Assembling the Carcass
Let’s get this cart project rolling by cutting the base and sides to size (pieces 1 and 2). Notice in the Drawings that the bottom edges of the side panels are rabbeted to fit over the long edges of the base. To set up for cutting those rabbets, install a wide dado blade in your saw, and clamp a sacrificial fence to the rip fence so you can bury part of the blade in it. Raise the blade for a 3/8″-deep cut, and adjust the fence so the blade’s cutting width matches the thickness of your project plywood. Make a test cut to check your settings, then mill each rabbet on the side panels. I also used a pair of featherboards clamped to my rip fence to press these workpieces down flat against the saw table — even expensive Baltic birch ply can have bows or twists in it that could make your rabbet cuts inconsistently deep.
Switch from your dadoing setup back to the standard blade so you can cut the three ends, shelf supports and crosspiece (pieces 3 through 5) next. Leave the supports and crosspiece overly long at the moment, but go ahead and crosscut the end pieces to final length. Make sure that their length exactly matches the distance between the sides and base when you hold those three parts in position — there’s no place to hide sloppy butt joinery with gaps here.
Before you can get down to some assembly, load the dado blade back in the saw and set its width carefully for cutting dadoes across the shelf supports to house the crosspiece. Plow them 3/8″ deep and centered on the part lengths.
Tote all of your carcass parts over to the workbench for a thorough sanding up to 150- or 180-grit. It’s much easier to smooth these surfaces now while everything still lies flat and open.

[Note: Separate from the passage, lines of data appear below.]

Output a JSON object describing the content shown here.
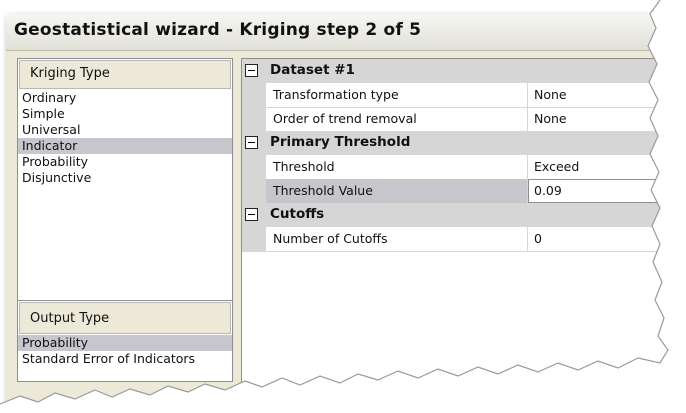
{
  "window": {
    "title": "Geostatistical wizard - Kriging step 2 of 5"
  },
  "kriging_type": {
    "header": "Kriging Type",
    "items": [
      "Ordinary",
      "Simple",
      "Universal",
      "Indicator",
      "Probability",
      "Disjunctive"
    ],
    "selected": "Indicator"
  },
  "output_type": {
    "header": "Output Type",
    "items": [
      "Probability",
      "Standard Error of Indicators"
    ],
    "selected": "Probability"
  },
  "grid": {
    "dataset": {
      "label": "Dataset #1",
      "rows": [
        {
          "name": "Transformation type",
          "value": "None"
        },
        {
          "name": "Order of trend removal",
          "value": "None"
        }
      ]
    },
    "primary_threshold": {
      "label": "Primary Threshold",
      "rows": [
        {
          "name": "Threshold",
          "value": "Exceed"
        },
        {
          "name": "Threshold Value",
          "value": "0.09"
        }
      ]
    },
    "cutoffs": {
      "label": "Cutoffs",
      "rows": [
        {
          "name": "Number of Cutoffs",
          "value": "0"
        }
      ]
    }
  },
  "icons": {
    "collapse": "minus-box-icon"
  },
  "colors": {
    "category_band": "#d6d6d6",
    "selection": "#c6c6cc",
    "dialog_face": "#ece9d8"
  }
}
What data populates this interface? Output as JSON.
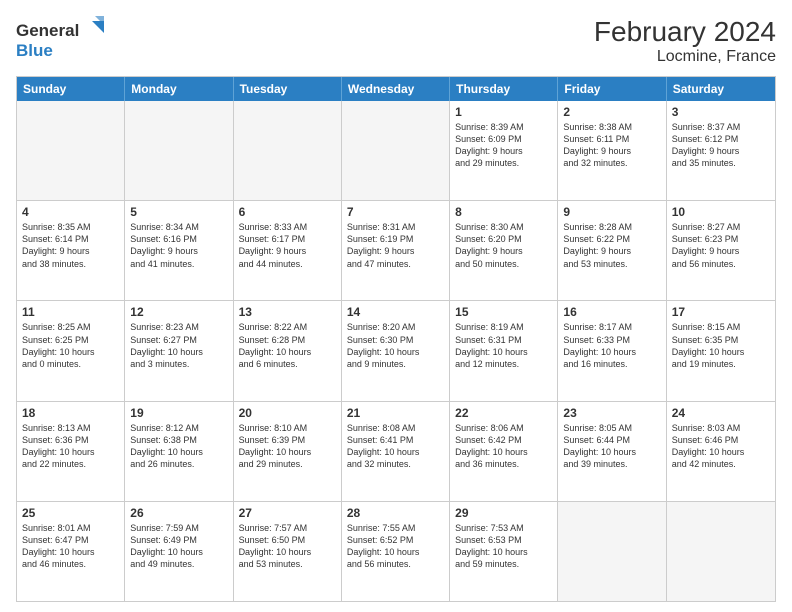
{
  "header": {
    "logo_line1": "General",
    "logo_line2": "Blue",
    "title": "February 2024",
    "subtitle": "Locmine, France"
  },
  "days_of_week": [
    "Sunday",
    "Monday",
    "Tuesday",
    "Wednesday",
    "Thursday",
    "Friday",
    "Saturday"
  ],
  "weeks": [
    [
      {
        "day": "",
        "info": "",
        "empty": true
      },
      {
        "day": "",
        "info": "",
        "empty": true
      },
      {
        "day": "",
        "info": "",
        "empty": true
      },
      {
        "day": "",
        "info": "",
        "empty": true
      },
      {
        "day": "1",
        "info": "Sunrise: 8:39 AM\nSunset: 6:09 PM\nDaylight: 9 hours\nand 29 minutes.",
        "empty": false
      },
      {
        "day": "2",
        "info": "Sunrise: 8:38 AM\nSunset: 6:11 PM\nDaylight: 9 hours\nand 32 minutes.",
        "empty": false
      },
      {
        "day": "3",
        "info": "Sunrise: 8:37 AM\nSunset: 6:12 PM\nDaylight: 9 hours\nand 35 minutes.",
        "empty": false
      }
    ],
    [
      {
        "day": "4",
        "info": "Sunrise: 8:35 AM\nSunset: 6:14 PM\nDaylight: 9 hours\nand 38 minutes.",
        "empty": false
      },
      {
        "day": "5",
        "info": "Sunrise: 8:34 AM\nSunset: 6:16 PM\nDaylight: 9 hours\nand 41 minutes.",
        "empty": false
      },
      {
        "day": "6",
        "info": "Sunrise: 8:33 AM\nSunset: 6:17 PM\nDaylight: 9 hours\nand 44 minutes.",
        "empty": false
      },
      {
        "day": "7",
        "info": "Sunrise: 8:31 AM\nSunset: 6:19 PM\nDaylight: 9 hours\nand 47 minutes.",
        "empty": false
      },
      {
        "day": "8",
        "info": "Sunrise: 8:30 AM\nSunset: 6:20 PM\nDaylight: 9 hours\nand 50 minutes.",
        "empty": false
      },
      {
        "day": "9",
        "info": "Sunrise: 8:28 AM\nSunset: 6:22 PM\nDaylight: 9 hours\nand 53 minutes.",
        "empty": false
      },
      {
        "day": "10",
        "info": "Sunrise: 8:27 AM\nSunset: 6:23 PM\nDaylight: 9 hours\nand 56 minutes.",
        "empty": false
      }
    ],
    [
      {
        "day": "11",
        "info": "Sunrise: 8:25 AM\nSunset: 6:25 PM\nDaylight: 10 hours\nand 0 minutes.",
        "empty": false
      },
      {
        "day": "12",
        "info": "Sunrise: 8:23 AM\nSunset: 6:27 PM\nDaylight: 10 hours\nand 3 minutes.",
        "empty": false
      },
      {
        "day": "13",
        "info": "Sunrise: 8:22 AM\nSunset: 6:28 PM\nDaylight: 10 hours\nand 6 minutes.",
        "empty": false
      },
      {
        "day": "14",
        "info": "Sunrise: 8:20 AM\nSunset: 6:30 PM\nDaylight: 10 hours\nand 9 minutes.",
        "empty": false
      },
      {
        "day": "15",
        "info": "Sunrise: 8:19 AM\nSunset: 6:31 PM\nDaylight: 10 hours\nand 12 minutes.",
        "empty": false
      },
      {
        "day": "16",
        "info": "Sunrise: 8:17 AM\nSunset: 6:33 PM\nDaylight: 10 hours\nand 16 minutes.",
        "empty": false
      },
      {
        "day": "17",
        "info": "Sunrise: 8:15 AM\nSunset: 6:35 PM\nDaylight: 10 hours\nand 19 minutes.",
        "empty": false
      }
    ],
    [
      {
        "day": "18",
        "info": "Sunrise: 8:13 AM\nSunset: 6:36 PM\nDaylight: 10 hours\nand 22 minutes.",
        "empty": false
      },
      {
        "day": "19",
        "info": "Sunrise: 8:12 AM\nSunset: 6:38 PM\nDaylight: 10 hours\nand 26 minutes.",
        "empty": false
      },
      {
        "day": "20",
        "info": "Sunrise: 8:10 AM\nSunset: 6:39 PM\nDaylight: 10 hours\nand 29 minutes.",
        "empty": false
      },
      {
        "day": "21",
        "info": "Sunrise: 8:08 AM\nSunset: 6:41 PM\nDaylight: 10 hours\nand 32 minutes.",
        "empty": false
      },
      {
        "day": "22",
        "info": "Sunrise: 8:06 AM\nSunset: 6:42 PM\nDaylight: 10 hours\nand 36 minutes.",
        "empty": false
      },
      {
        "day": "23",
        "info": "Sunrise: 8:05 AM\nSunset: 6:44 PM\nDaylight: 10 hours\nand 39 minutes.",
        "empty": false
      },
      {
        "day": "24",
        "info": "Sunrise: 8:03 AM\nSunset: 6:46 PM\nDaylight: 10 hours\nand 42 minutes.",
        "empty": false
      }
    ],
    [
      {
        "day": "25",
        "info": "Sunrise: 8:01 AM\nSunset: 6:47 PM\nDaylight: 10 hours\nand 46 minutes.",
        "empty": false
      },
      {
        "day": "26",
        "info": "Sunrise: 7:59 AM\nSunset: 6:49 PM\nDaylight: 10 hours\nand 49 minutes.",
        "empty": false
      },
      {
        "day": "27",
        "info": "Sunrise: 7:57 AM\nSunset: 6:50 PM\nDaylight: 10 hours\nand 53 minutes.",
        "empty": false
      },
      {
        "day": "28",
        "info": "Sunrise: 7:55 AM\nSunset: 6:52 PM\nDaylight: 10 hours\nand 56 minutes.",
        "empty": false
      },
      {
        "day": "29",
        "info": "Sunrise: 7:53 AM\nSunset: 6:53 PM\nDaylight: 10 hours\nand 59 minutes.",
        "empty": false
      },
      {
        "day": "",
        "info": "",
        "empty": true
      },
      {
        "day": "",
        "info": "",
        "empty": true
      }
    ]
  ]
}
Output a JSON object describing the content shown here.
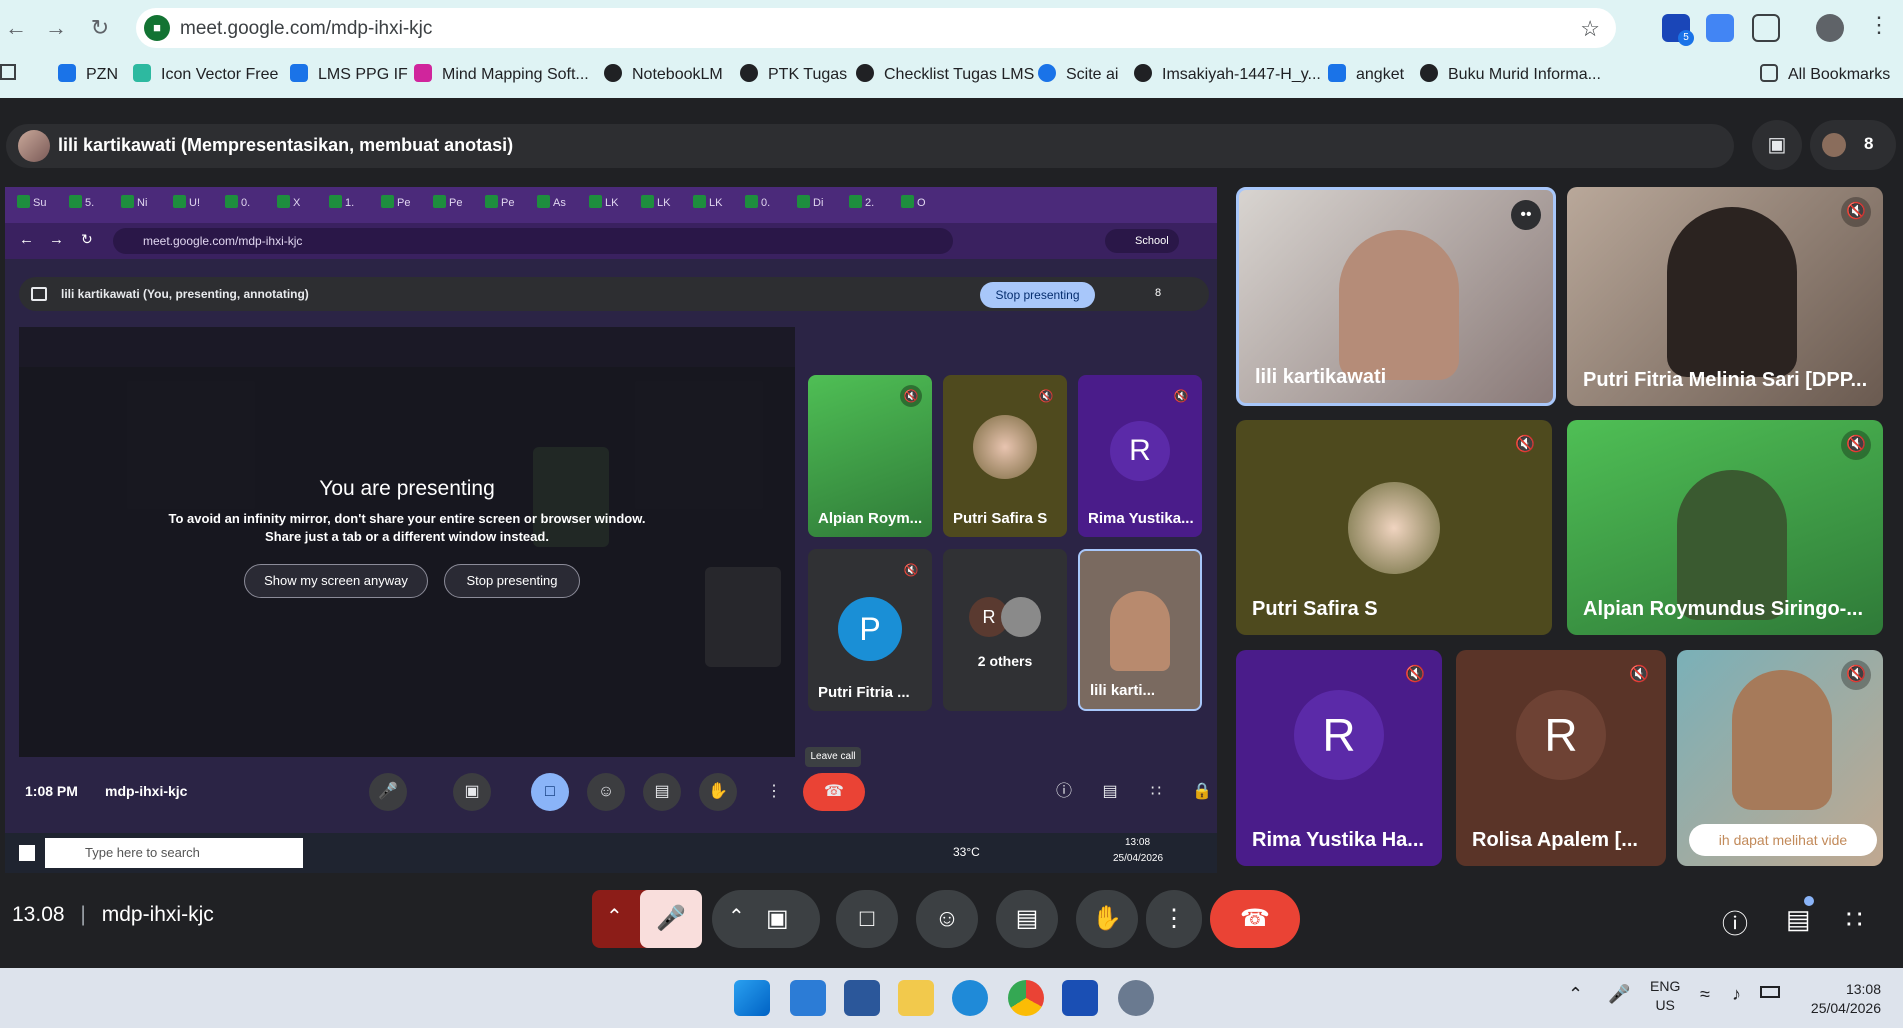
{
  "browser": {
    "url": "meet.google.com/mdp-ihxi-kjc",
    "bookmarks": [
      "PZN",
      "Icon Vector Free",
      "LMS PPG IF",
      "Mind Mapping Soft...",
      "NotebookLM",
      "PTK Tugas",
      "Checklist Tugas LMS",
      "Scite ai",
      "Imsakiyah-1447-H_y...",
      "angket",
      "Buku Murid Informa..."
    ],
    "all_bookmarks": "All Bookmarks",
    "ext_badge": "5"
  },
  "meet": {
    "presenter_banner": "lili kartikawati (Mempresentasikan, membuat anotasi)",
    "participant_count": "8",
    "time": "13.08",
    "code": "mdp-ihxi-kjc"
  },
  "presentation": {
    "inner_tabs": [
      "Su",
      "5.",
      "Ni",
      "U!",
      "0.",
      "X",
      "1.",
      "Pe",
      "Pe",
      "Pe",
      "As",
      "LK",
      "LK",
      "LK",
      "0.",
      "Di",
      "2.",
      "O"
    ],
    "inner_url": "meet.google.com/mdp-ihxi-kjc",
    "inner_profile": "School",
    "inner_banner": "lili kartikawati (You, presenting, annotating)",
    "stop_presenting": "Stop presenting",
    "inner_count": "8",
    "title": "You are presenting",
    "body_line1": "To avoid an infinity mirror, don't share your entire screen or browser window.",
    "body_line2": "Share just a tab or a different window instead.",
    "show_anyway": "Show my screen anyway",
    "stop_button": "Stop presenting",
    "inner_time": "1:08 PM",
    "inner_code": "mdp-ihxi-kjc",
    "tooltip": "Leave call",
    "tiles": [
      {
        "name": "Alpian Roym..."
      },
      {
        "name": "Putri Safira S"
      },
      {
        "name": "Rima Yustika...",
        "initial": "R"
      },
      {
        "name": "Putri Fitria ...",
        "initial": "P"
      },
      {
        "name": "2 others",
        "initial": "R"
      },
      {
        "name": "lili karti..."
      }
    ],
    "taskbar_search": "Type here to search",
    "weather": "33°C",
    "tb_time": "13:08",
    "tb_date": "25/04/2026"
  },
  "participants": [
    {
      "name": "lili kartikawati"
    },
    {
      "name": "Putri Fitria Melinia Sari [DPP..."
    },
    {
      "name": "Putri Safira S"
    },
    {
      "name": "Alpian Roymundus Siringo-..."
    },
    {
      "name": "Rima Yustika Ha...",
      "initial": "R"
    },
    {
      "name": "Rolisa Apalem [...",
      "initial": "R"
    },
    {
      "caption": "ih dapat melihat vide"
    }
  ],
  "system": {
    "lang1": "ENG",
    "lang2": "US",
    "time": "13:08",
    "date": "25/04/2026"
  }
}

Once the dust clears, you can fasten the side panels to the base with glue and countersunk wood screws. I first tacked the sides into place with a few brads, then followed behind with screws. Slip two ends into position on the base, and locate the third end piece at the top rear corner of the sides to help the carcass resist racking. Secure these parts with more screws.
The shelf supports come next. Check their length against the actual distance between the installed ends, and trim as needed. Glue and nail them to the side panels. Now install the crosspiece in its dadoes in the shelf supports, cutting it to final length for a snug fit. I brushed a little glue into the dadoes first, slid the crosspiece home and drove brads at an angle and into the supports to pin the crosspiece permanently. Complete the carcass by easing its sharp edges with a 1/8″ roundover bit in your trim router, or use a file or sanding block. Skip the top edges of the sides and the top edges of the end pieces — the top panel and bottom shelf will cover them. Cut and position the top panel (piece 6) so its edges overhang the side panels evenly. Drive countersunk screws down into the cart sides to secure it.